> **What you are asked to do**: Your answer should reproduce every line of the material in which the word "kind" occurs.

> **Records for the task**:
-=-=-=-=-

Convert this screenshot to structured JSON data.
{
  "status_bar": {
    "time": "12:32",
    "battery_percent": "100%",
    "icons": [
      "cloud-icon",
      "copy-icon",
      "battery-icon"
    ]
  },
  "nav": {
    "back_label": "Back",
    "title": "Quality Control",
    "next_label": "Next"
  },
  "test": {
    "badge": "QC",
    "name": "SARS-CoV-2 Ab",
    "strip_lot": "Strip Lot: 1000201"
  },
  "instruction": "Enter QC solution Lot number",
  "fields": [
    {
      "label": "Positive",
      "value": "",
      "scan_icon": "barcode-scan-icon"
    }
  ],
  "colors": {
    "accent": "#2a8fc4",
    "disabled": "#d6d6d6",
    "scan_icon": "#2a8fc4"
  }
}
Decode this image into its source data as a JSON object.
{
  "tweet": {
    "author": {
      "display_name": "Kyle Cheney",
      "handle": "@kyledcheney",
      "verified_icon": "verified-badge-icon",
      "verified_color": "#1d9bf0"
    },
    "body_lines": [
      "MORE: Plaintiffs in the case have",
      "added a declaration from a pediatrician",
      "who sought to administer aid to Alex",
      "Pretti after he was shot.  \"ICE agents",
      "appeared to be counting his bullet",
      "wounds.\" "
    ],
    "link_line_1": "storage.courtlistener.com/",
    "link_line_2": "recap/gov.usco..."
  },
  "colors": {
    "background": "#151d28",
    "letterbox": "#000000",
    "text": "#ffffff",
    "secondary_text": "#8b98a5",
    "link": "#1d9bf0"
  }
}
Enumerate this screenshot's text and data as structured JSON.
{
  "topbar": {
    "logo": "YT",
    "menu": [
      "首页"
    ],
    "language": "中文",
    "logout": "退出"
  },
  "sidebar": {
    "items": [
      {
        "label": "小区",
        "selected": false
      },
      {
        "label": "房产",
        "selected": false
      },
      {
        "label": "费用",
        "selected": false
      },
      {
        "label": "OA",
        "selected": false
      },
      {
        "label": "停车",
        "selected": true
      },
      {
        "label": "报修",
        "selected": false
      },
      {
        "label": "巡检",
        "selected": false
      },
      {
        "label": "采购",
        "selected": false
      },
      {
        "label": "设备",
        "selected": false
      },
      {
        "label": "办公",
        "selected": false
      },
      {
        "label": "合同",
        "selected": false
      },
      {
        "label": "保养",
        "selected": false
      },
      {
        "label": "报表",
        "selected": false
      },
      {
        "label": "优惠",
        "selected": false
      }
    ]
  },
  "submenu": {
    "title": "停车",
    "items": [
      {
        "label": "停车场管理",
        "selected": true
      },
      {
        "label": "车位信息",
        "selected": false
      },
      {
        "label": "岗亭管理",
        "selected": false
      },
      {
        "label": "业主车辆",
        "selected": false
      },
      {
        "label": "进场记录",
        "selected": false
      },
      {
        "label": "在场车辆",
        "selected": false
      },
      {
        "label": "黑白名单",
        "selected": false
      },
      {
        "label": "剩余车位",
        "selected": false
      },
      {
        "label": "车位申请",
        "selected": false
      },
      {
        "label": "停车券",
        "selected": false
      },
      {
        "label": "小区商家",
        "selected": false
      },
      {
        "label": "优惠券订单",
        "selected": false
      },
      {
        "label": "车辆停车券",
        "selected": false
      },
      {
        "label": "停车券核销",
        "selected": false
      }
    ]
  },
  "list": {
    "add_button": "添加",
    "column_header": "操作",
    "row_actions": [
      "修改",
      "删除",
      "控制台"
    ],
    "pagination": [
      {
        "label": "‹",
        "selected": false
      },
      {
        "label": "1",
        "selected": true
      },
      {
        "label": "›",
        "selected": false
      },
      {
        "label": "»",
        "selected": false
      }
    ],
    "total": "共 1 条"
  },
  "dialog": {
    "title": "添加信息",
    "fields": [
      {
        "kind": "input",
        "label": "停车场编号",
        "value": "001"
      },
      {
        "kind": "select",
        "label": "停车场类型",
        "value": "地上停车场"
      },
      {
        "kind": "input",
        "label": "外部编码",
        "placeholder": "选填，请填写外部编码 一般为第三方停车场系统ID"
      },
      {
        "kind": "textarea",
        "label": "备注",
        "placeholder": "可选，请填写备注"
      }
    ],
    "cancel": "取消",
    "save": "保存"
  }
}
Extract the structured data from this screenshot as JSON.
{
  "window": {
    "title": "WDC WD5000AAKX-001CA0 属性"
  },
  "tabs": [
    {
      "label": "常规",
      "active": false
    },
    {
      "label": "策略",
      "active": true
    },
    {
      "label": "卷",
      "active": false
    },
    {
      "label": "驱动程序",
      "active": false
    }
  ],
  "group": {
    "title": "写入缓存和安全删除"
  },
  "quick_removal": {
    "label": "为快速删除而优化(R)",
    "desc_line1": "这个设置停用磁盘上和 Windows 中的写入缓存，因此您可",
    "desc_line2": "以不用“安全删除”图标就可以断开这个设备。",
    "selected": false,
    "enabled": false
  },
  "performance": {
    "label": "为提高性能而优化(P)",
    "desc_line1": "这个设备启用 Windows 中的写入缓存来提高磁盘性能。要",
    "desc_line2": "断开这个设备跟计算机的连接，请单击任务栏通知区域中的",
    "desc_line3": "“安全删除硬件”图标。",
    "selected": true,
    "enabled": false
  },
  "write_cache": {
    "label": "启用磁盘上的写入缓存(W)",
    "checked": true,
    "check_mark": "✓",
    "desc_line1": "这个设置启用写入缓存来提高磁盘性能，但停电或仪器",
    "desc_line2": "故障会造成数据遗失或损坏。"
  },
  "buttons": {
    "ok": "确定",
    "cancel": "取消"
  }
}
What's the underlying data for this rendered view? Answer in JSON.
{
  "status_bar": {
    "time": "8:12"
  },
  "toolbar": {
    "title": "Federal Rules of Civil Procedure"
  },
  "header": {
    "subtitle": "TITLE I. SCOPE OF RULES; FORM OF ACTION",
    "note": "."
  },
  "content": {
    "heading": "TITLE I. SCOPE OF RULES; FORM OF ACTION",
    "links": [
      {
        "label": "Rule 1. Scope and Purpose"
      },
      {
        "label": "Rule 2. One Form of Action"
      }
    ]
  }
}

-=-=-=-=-

> **Written solution**:
        "kind": "input",
        "kind": "select",
        "kind": "input",
        "kind": "textarea",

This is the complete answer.